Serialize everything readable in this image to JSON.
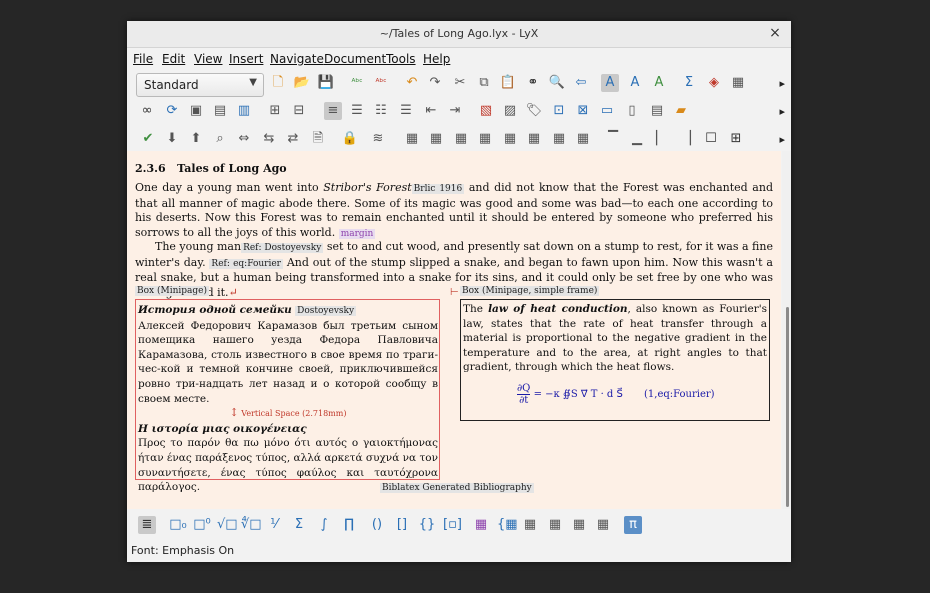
{
  "window": {
    "title": "~/Tales of Long Ago.lyx - LyX",
    "close_glyph": "×"
  },
  "menu": [
    "File",
    "Edit",
    "View",
    "Insert",
    "Navigate",
    "Document",
    "Tools",
    "Help"
  ],
  "layout_select": {
    "value": "Standard"
  },
  "toolbar_more": "▸",
  "document": {
    "section_number": "2.3.6",
    "section_title": "Tales of Long Ago",
    "p1_a": "One day a young man went into ",
    "p1_em": "Stribor's Forest",
    "p1_cite": "Brlic 1916",
    "p1_b": " and did not know that the Forest was enchanted and that all manner of magic abode there. Some of its magic was good and some was bad—to each one according to his deserts. Now this Forest was to remain enchanted until it should be entered by someone who preferred his sorrows to all the joys of this world.",
    "p1_margin": "margin",
    "p2_a": "The young man",
    "p2_ref1": "Ref: Dostoyevsky",
    "p2_b": " set to and cut wood, and presently sat down on a stump to rest, for it was a fine winter's day.",
    "p2_ref2": "Ref: eq:Fourier",
    "p2_c": " And out of the stump slipped a snake, and began to fawn upon him. Now this wasn't a real snake, but a human being transformed into a snake for its sins, and it could only be set free by one who was willing to wed it.",
    "p2_end": "↵",
    "box1_label": "Box (Minipage)",
    "box2_label": "Box (Minipage, simple frame)",
    "ru_title": "История одной семейки",
    "ru_label": "Dostoyevsky",
    "ru_text": "Алексей Федорович Карамазов был третьим сыном помещика нашего уезда Федора Павловича Карамазова, столь известного в свое время по траги-чес-кой и темной кончине своей, приключившейся ровно три-надцать лет назад и о которой сообщу в своем месте.",
    "vspace": "Vertical Space (2.718mm)",
    "gr_title": "Η ιστορία μιας οικογένειας",
    "gr_text": "Προς το παρόν θα πω μόνο ότι αυτός ο γαιοκτήμονας ήταν ένας παράξενος τύπος, αλλά αρκετά συχνά να τον συναντήσετε, ένας τύπος φαύλος και ταυτόχρονα παράλογος.",
    "law_a": "The ",
    "law_em": "law of heat conduction",
    "law_b": ", also known as Fourier's law, states that the rate of heat transfer through a material is proportional to the negative gradient in the temperature and to the area, at right angles to that gradient, through which the heat flows.",
    "eq_num": "(1,eq:Fourier)",
    "eq_lhs_num": "∂Q",
    "eq_lhs_den": "∂t",
    "eq_rhs": "= −κ ∯S ∇⃗ T · d S⃗",
    "bib_label": "Biblatex Generated Bibliography"
  },
  "status": "Font: Emphasis On"
}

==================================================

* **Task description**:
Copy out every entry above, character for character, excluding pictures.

* **Task answer**:
Serialize everything readable in this image to JSON.
{
  "window": {
    "title": "~/Tales of Long Ago.lyx - LyX",
    "close_glyph": "×"
  },
  "menu": [
    "File",
    "Edit",
    "View",
    "Insert",
    "Navigate",
    "Document",
    "Tools",
    "Help"
  ],
  "layout_select": {
    "value": "Standard"
  },
  "toolbar_more": "▸",
  "document": {
    "section_number": "2.3.6",
    "section_title": "Tales of Long Ago",
    "p1_a": "One day a young man went into ",
    "p1_em": "Stribor's Forest",
    "p1_cite": "Brlic 1916",
    "p1_b": " and did not know that the Forest was enchanted and that all manner of magic abode there. Some of its magic was good and some was bad—to each one according to his deserts. Now this Forest was to remain enchanted until it should be entered by someone who preferred his sorrows to all the joys of this world.",
    "p1_margin": "margin",
    "p2_a": "The young man",
    "p2_ref1": "Ref: Dostoyevsky",
    "p2_b": " set to and cut wood, and presently sat down on a stump to rest, for it was a fine winter's day.",
    "p2_ref2": "Ref: eq:Fourier",
    "p2_c": " And out of the stump slipped a snake, and began to fawn upon him. Now this wasn't a real snake, but a human being transformed into a snake for its sins, and it could only be set free by one who was willing to wed it.",
    "p2_end": "↵",
    "box1_label": "Box (Minipage)",
    "box2_label": "Box (Minipage, simple frame)",
    "ru_title": "История одной семейки",
    "ru_label": "Dostoyevsky",
    "ru_text": "Алексей Федорович Карамазов был третьим сыном помещика нашего уезда Федора Павловича Карамазова, столь известного в свое время по траги-чес-кой и темной кончине своей, приключившейся ровно три-надцать лет назад и о которой сообщу в своем месте.",
    "vspace": "Vertical Space (2.718mm)",
    "gr_title": "Η ιστορία μιας οικογένειας",
    "gr_text": "Προς το παρόν θα πω μόνο ότι αυτός ο γαιοκτήμονας ήταν ένας παράξενος τύπος, αλλά αρκετά συχνά να τον συναντήσετε, ένας τύπος φαύλος και ταυτόχρονα παράλογος.",
    "law_a": "The ",
    "law_em": "law of heat conduction",
    "law_b": ", also known as Fourier's law, states that the rate of heat transfer through a material is proportional to the negative gradient in the temperature and to the area, at right angles to that gradient, through which the heat flows.",
    "eq_num": "(1,eq:Fourier)",
    "eq_lhs_num": "∂Q",
    "eq_lhs_den": "∂t",
    "eq_rhs": "= −κ ∯S ∇⃗ T · d S⃗",
    "bib_label": "Biblatex Generated Bibliography"
  },
  "status": "Font: Emphasis On"
}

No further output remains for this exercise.